NCSS Standard X: Civic Ideals & Practices
Social studies programs should include experiences that provide for the study of the ideals, principles, and practices of citizenship in a democratic republic.
I. Standard Addressed:
d. Practice forms of civic discussion and participation consistent with the ideals of citizens in a democratic republic.
II. Learning Outcomes:
Students will be evaluated on their participation in the mock city council. This means their cooperation within their groups, contribution to the proposal, contracts, loans, and city council meeting. Group members can evaluate each other on their contributions, along with the teacher's observations.
IV. Curriculum: 12th Grade Civics
This lesson can be modified to be used in economics classes, political science classes, and environmental science classes.
1.) Students will watch a public access cable TV tape of a real city council meeting to see the format.
2.) If available, a city council member will come to the class to talk about the format of meetings, why they are held, the types of issues discussed, past issues, and his/her own experiences, or questions students have.
3.) Students will then get into their groups and be assigned their role for the meeting and have time to work together. This is the time for groups to plan their proposals, combine with other groups, or approach council members. Students can be organized in two ways, depending on how much time can be devoted to the lesson. One is to assign specific roles with identified issues & positions, the other is to arrange the students in groups of two and a city council of five, with each small group developing their own issues and positions.

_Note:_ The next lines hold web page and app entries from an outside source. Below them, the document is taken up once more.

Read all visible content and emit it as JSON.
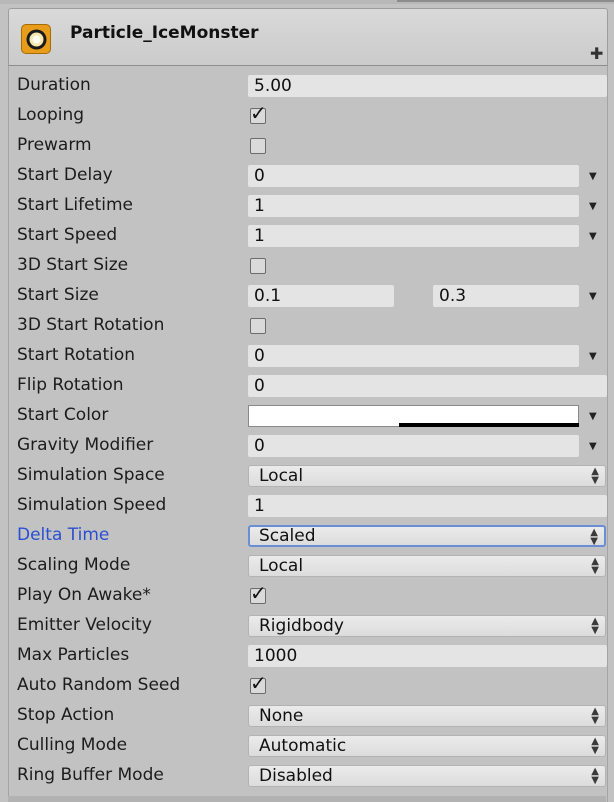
{
  "component": {
    "title": "Particle_IceMonster"
  },
  "properties": [
    {
      "label": "Duration",
      "value": "5.00",
      "type": "value"
    },
    {
      "label": "Looping",
      "checked": true,
      "type": "checkbox"
    },
    {
      "label": "Prewarm",
      "checked": false,
      "type": "checkbox"
    },
    {
      "label": "Start Delay",
      "value": "0",
      "type": "curve"
    },
    {
      "label": "Start Lifetime",
      "value": "1",
      "type": "curve"
    },
    {
      "label": "Start Speed",
      "value": "1",
      "type": "curve"
    },
    {
      "label": "3D Start Size",
      "checked": false,
      "type": "checkbox"
    },
    {
      "label": "Start Size",
      "min": "0.1",
      "max": "0.3",
      "type": "range"
    },
    {
      "label": "3D Start Rotation",
      "checked": false,
      "type": "checkbox"
    },
    {
      "label": "Start Rotation",
      "value": "0",
      "type": "curve"
    },
    {
      "label": "Flip Rotation",
      "value": "0",
      "type": "value"
    },
    {
      "label": "Start Color",
      "color": "#ffffff",
      "type": "color"
    },
    {
      "label": "Gravity Modifier",
      "value": "0",
      "type": "curve"
    },
    {
      "label": "Simulation Space",
      "value": "Local",
      "type": "dropdown"
    },
    {
      "label": "Simulation Speed",
      "value": "1",
      "type": "value"
    },
    {
      "label": "Delta Time",
      "value": "Scaled",
      "type": "dropdown",
      "focused": true
    },
    {
      "label": "Scaling Mode",
      "value": "Local",
      "type": "dropdown"
    },
    {
      "label": "Play On Awake*",
      "checked": true,
      "type": "checkbox"
    },
    {
      "label": "Emitter Velocity",
      "value": "Rigidbody",
      "type": "dropdown"
    },
    {
      "label": "Max Particles",
      "value": "1000",
      "type": "value"
    },
    {
      "label": "Auto Random Seed",
      "checked": true,
      "type": "checkbox"
    },
    {
      "label": "Stop Action",
      "value": "None",
      "type": "dropdown"
    },
    {
      "label": "Culling Mode",
      "value": "Automatic",
      "type": "dropdown"
    },
    {
      "label": "Ring Buffer Mode",
      "value": "Disabled",
      "type": "dropdown"
    }
  ],
  "icons": {
    "component": "particle-system-icon",
    "add": "plus-icon",
    "curve_menu": "dropdown-arrow-icon",
    "dropdown": "updown-arrows-icon"
  },
  "colors": {
    "focus_label": "#2b4fd1",
    "focus_border": "#6a8ed6"
  }
}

1.) Group proposals should be turned in to the city council for review.
2.) The mayor will then open the city council meeting by calling the role, approving the agenda, making announcements, and so on.

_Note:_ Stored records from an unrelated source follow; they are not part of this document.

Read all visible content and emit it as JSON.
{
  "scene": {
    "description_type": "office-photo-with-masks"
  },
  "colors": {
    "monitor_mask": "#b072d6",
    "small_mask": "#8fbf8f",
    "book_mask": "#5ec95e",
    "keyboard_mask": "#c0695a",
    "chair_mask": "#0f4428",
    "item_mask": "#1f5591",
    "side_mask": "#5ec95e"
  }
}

3.) The mayor will then open the floor for public comment; each will have a maximum time of 5 minutes.
4.) The city council will then discuss the testimony they have heard, and offer proposals for formal vote (in a real council, many issues would have to come to the council meeting a second time before a vote could be taken).

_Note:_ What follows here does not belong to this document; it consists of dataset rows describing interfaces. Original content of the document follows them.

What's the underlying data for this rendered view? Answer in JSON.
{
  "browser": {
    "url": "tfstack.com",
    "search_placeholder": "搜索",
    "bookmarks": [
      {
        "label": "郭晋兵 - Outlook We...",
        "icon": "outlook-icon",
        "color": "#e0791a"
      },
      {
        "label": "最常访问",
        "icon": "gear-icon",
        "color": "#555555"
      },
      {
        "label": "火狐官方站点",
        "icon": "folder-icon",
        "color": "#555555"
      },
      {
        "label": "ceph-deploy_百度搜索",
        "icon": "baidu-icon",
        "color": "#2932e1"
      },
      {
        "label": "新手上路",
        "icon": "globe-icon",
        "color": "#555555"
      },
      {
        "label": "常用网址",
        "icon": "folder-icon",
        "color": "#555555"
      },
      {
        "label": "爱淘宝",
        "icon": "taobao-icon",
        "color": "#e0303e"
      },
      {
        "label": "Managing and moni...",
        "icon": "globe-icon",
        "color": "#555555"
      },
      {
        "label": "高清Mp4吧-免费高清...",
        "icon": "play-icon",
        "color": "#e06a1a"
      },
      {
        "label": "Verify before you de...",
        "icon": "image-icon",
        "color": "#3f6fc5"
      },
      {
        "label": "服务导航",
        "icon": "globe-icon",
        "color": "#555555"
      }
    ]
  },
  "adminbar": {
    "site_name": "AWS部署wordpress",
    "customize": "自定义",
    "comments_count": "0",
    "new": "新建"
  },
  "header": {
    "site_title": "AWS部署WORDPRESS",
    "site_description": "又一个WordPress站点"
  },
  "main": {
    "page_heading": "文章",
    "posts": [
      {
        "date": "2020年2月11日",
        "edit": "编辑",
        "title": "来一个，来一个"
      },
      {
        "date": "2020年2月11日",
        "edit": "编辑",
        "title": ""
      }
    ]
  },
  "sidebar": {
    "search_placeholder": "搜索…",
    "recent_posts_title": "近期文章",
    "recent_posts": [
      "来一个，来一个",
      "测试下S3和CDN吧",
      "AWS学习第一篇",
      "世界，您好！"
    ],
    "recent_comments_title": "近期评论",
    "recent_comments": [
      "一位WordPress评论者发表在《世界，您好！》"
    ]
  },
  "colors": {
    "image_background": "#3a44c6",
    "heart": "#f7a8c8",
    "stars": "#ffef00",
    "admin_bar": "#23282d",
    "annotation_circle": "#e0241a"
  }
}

1.) How does this city council meeting apply to the ideals of citizens?
2.) How did the city council members arrive at their decisions?
3.) Why is it important to know about your local government?
4.) How could you use this information outside of the classroom, how could you apply this knowledge?
5.) What factors determine the decisions a city council makes?
6.) What decisions is a city council responsible for? How about our local city council? What issues is our current city council handling? Can you predict how they might solve those issues?
7.) From local public opinion, can you judge the effectiveness of our city council? Do you think our city council is making the right decisions? What could you do to make things better?
MSU Mankato Social Studies student
Land Allocation Activity
Bill Johnson, a long standing city employee and council member of 30 years, has sadly past away. He has no living relative and has left all of his land to the city for it's' benefit. All 2100 acres have not been stipulated for specific projects, but must be used for the cities benefit. The city has decided to sell the land to whomever or whatever will benefit the city the greatest. Several groups have come forward with plans that will bring benefits to the city.
Form into groups of three, and each group will represent an agency that has designs for a part of the land. Any students left over will form the city council, and the teacher will perform the duties of mayor and happens to be the head loan officer at the city bank.
Tri-Area Conservation League: Has been petitioning for 5 years to conserve marshland and wetlands for native and endangered species, and to provide a protective habitat.
Land Requested: 400 acres Funds at Fund: $150,000
Land Requested: 300 acres Funds at Fund: $75,000
Hilltop Resorts: Purpose is to provide for a quiet getaway along the water's edge with specialization in spa treatments, boat rentals, guided hikes, outdoor bar and patio, beach access, and outdoor dining.
Land Requested: 500 acres Money at Fund: $400,000
Glamco Paper Factory: Purpose is to provide quality paper products to customers, specializing in greeting cards, invitations, business cards, pamphlets, stationary, business fliers, and letterheads. Company needs access to large water source.
Land Requested: 300 acres Money at Fund: $350,000
Land Requested: 700 acres Money at Fund: $600,000
Land Requested: 300 acres Money at Fund: $250,000
Storight, Inc.: Just added a new department
store with full grocery and is looking to build a distribution center for the
Land Requested: 800 acres Money at Fund: $1,000,000
Great Prairie Gun Club: The local fire arms league wants to build a gun club, featuring outdoor and indoor shooting ranges, private hunting land, taxidermy and meat processing services, license services, and a supply store.
Land Requested: 400 acres Money Fund: $500,000
1.) Each group has their land requirements and funds; they should not exceed their funds and must obtain their lot requirements.
2.) Any group that needs to do construction on their land must purchase land needed for access roads, or pay the owner compensation for using those roads.
3.) Two groups may combine upon these conditions:
4.) If a group does not have sufficient funds for the purchase of required land, they may ask the head loan officer for the funding. A group applying for a loan must submit a financial payback plan, outlining steps that will be taken to pay back the loan as soon as possible.
5.) Each group must submit to the council members a proposal consisting of:
6.) At the city council meeting, a representative will present his/her group's proposal, contract, or loan plan.
7.) The city council will hear from all groups and then confer in the presence of the mayor until a decision is reached and award the property to the chosen groups.